WHAT THE EXERCISE ASKS: Output all entries verbatim. Skip pictures.

Web page and app entries
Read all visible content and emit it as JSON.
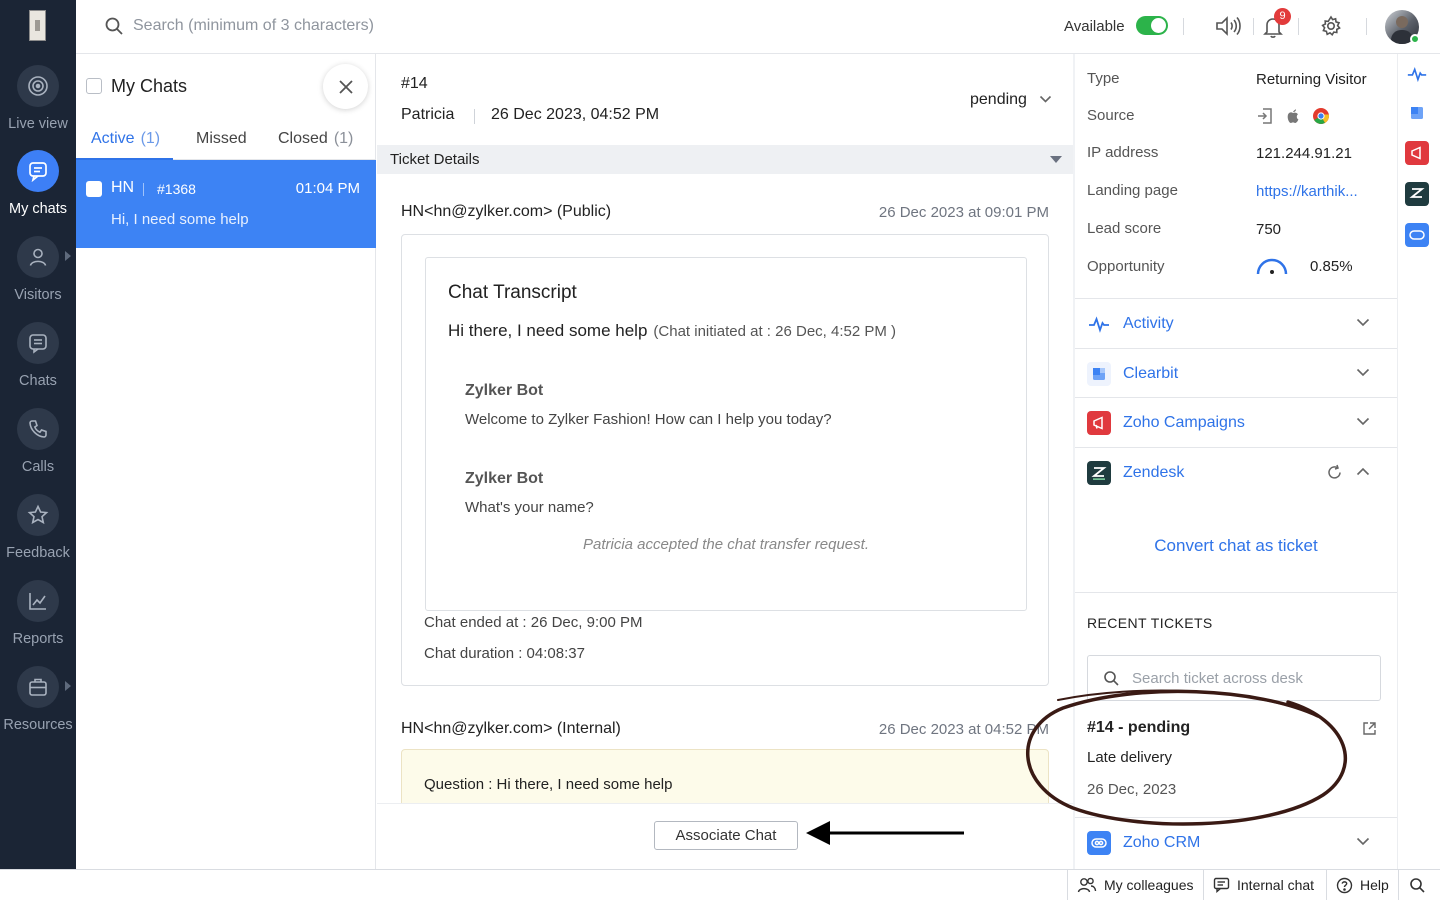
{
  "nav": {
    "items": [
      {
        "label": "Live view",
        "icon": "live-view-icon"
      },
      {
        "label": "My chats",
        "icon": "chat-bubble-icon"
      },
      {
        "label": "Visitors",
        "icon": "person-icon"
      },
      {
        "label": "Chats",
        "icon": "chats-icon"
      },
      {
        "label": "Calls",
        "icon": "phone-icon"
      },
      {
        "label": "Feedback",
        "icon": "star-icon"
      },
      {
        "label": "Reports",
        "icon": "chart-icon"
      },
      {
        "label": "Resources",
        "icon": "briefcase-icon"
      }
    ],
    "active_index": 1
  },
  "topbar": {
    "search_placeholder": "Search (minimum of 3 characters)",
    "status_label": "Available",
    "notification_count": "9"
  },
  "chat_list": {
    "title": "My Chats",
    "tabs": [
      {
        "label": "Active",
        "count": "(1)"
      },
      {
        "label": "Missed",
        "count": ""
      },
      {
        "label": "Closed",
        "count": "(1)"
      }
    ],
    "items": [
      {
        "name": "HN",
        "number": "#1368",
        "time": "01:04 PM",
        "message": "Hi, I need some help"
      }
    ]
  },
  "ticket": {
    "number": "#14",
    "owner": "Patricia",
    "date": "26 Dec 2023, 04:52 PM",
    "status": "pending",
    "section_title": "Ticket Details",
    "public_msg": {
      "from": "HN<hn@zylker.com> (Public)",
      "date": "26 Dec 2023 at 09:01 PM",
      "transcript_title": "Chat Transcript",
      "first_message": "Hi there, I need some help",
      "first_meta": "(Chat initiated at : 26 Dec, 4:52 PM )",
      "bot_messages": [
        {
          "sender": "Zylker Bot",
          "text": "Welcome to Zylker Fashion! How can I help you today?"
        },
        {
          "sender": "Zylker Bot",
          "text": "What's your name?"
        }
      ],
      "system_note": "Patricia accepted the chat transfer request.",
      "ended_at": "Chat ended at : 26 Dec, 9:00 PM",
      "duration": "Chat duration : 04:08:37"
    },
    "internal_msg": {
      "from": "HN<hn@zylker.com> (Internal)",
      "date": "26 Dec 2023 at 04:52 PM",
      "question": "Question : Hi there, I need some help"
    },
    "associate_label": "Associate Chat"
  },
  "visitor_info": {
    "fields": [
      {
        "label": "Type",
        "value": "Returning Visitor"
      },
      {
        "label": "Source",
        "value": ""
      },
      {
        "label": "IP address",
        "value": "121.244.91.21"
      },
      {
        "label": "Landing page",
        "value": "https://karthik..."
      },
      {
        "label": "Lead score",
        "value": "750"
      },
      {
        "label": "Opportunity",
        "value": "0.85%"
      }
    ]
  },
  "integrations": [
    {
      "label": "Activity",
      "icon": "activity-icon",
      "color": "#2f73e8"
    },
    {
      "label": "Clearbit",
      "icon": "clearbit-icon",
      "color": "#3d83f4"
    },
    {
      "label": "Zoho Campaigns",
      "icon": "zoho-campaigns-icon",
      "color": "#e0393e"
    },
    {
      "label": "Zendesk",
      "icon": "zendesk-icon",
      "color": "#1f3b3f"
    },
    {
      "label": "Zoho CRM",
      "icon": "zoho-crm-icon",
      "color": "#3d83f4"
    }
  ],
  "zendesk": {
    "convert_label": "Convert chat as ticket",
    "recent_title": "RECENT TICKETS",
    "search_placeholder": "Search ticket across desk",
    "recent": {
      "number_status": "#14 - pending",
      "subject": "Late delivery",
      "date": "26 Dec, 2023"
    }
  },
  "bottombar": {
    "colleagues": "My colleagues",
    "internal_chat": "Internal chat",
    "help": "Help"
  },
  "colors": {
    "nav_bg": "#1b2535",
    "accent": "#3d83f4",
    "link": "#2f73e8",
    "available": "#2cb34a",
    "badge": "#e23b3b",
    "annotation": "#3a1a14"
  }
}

RESPONSE:
Read all visible content and emit it as JSON.
{
  "nav": {
    "items": [
      {
        "label": "Live view",
        "icon": "live-view-icon"
      },
      {
        "label": "My chats",
        "icon": "chat-bubble-icon"
      },
      {
        "label": "Visitors",
        "icon": "person-icon"
      },
      {
        "label": "Chats",
        "icon": "chats-icon"
      },
      {
        "label": "Calls",
        "icon": "phone-icon"
      },
      {
        "label": "Feedback",
        "icon": "star-icon"
      },
      {
        "label": "Reports",
        "icon": "chart-icon"
      },
      {
        "label": "Resources",
        "icon": "briefcase-icon"
      }
    ],
    "active_index": 1
  },
  "topbar": {
    "search_placeholder": "Search (minimum of 3 characters)",
    "status_label": "Available",
    "notification_count": "9"
  },
  "chat_list": {
    "title": "My Chats",
    "tabs": [
      {
        "label": "Active",
        "count": "(1)"
      },
      {
        "label": "Missed",
        "count": ""
      },
      {
        "label": "Closed",
        "count": "(1)"
      }
    ],
    "items": [
      {
        "name": "HN",
        "number": "#1368",
        "time": "01:04 PM",
        "message": "Hi, I need some help"
      }
    ]
  },
  "ticket": {
    "number": "#14",
    "owner": "Patricia",
    "date": "26 Dec 2023, 04:52 PM",
    "status": "pending",
    "section_title": "Ticket Details",
    "public_msg": {
      "from": "HN<hn@zylker.com> (Public)",
      "date": "26 Dec 2023 at 09:01 PM",
      "transcript_title": "Chat Transcript",
      "first_message": "Hi there, I need some help",
      "first_meta": "(Chat initiated at : 26 Dec, 4:52 PM )",
      "bot_messages": [
        {
          "sender": "Zylker Bot",
          "text": "Welcome to Zylker Fashion! How can I help you today?"
        },
        {
          "sender": "Zylker Bot",
          "text": "What's your name?"
        }
      ],
      "system_note": "Patricia accepted the chat transfer request.",
      "ended_at": "Chat ended at : 26 Dec, 9:00 PM",
      "duration": "Chat duration : 04:08:37"
    },
    "internal_msg": {
      "from": "HN<hn@zylker.com> (Internal)",
      "date": "26 Dec 2023 at 04:52 PM",
      "question": "Question : Hi there, I need some help"
    },
    "associate_label": "Associate Chat"
  },
  "visitor_info": {
    "fields": [
      {
        "label": "Type",
        "value": "Returning Visitor"
      },
      {
        "label": "Source",
        "value": ""
      },
      {
        "label": "IP address",
        "value": "121.244.91.21"
      },
      {
        "label": "Landing page",
        "value": "https://karthik..."
      },
      {
        "label": "Lead score",
        "value": "750"
      },
      {
        "label": "Opportunity",
        "value": "0.85%"
      }
    ]
  },
  "integrations": [
    {
      "label": "Activity",
      "icon": "activity-icon",
      "color": "#2f73e8"
    },
    {
      "label": "Clearbit",
      "icon": "clearbit-icon",
      "color": "#3d83f4"
    },
    {
      "label": "Zoho Campaigns",
      "icon": "zoho-campaigns-icon",
      "color": "#e0393e"
    },
    {
      "label": "Zendesk",
      "icon": "zendesk-icon",
      "color": "#1f3b3f"
    },
    {
      "label": "Zoho CRM",
      "icon": "zoho-crm-icon",
      "color": "#3d83f4"
    }
  ],
  "zendesk": {
    "convert_label": "Convert chat as ticket",
    "recent_title": "RECENT TICKETS",
    "search_placeholder": "Search ticket across desk",
    "recent": {
      "number_status": "#14 - pending",
      "subject": "Late delivery",
      "date": "26 Dec, 2023"
    }
  },
  "bottombar": {
    "colleagues": "My colleagues",
    "internal_chat": "Internal chat",
    "help": "Help"
  },
  "colors": {
    "nav_bg": "#1b2535",
    "accent": "#3d83f4",
    "link": "#2f73e8",
    "available": "#2cb34a",
    "badge": "#e23b3b",
    "annotation": "#3a1a14"
  }
}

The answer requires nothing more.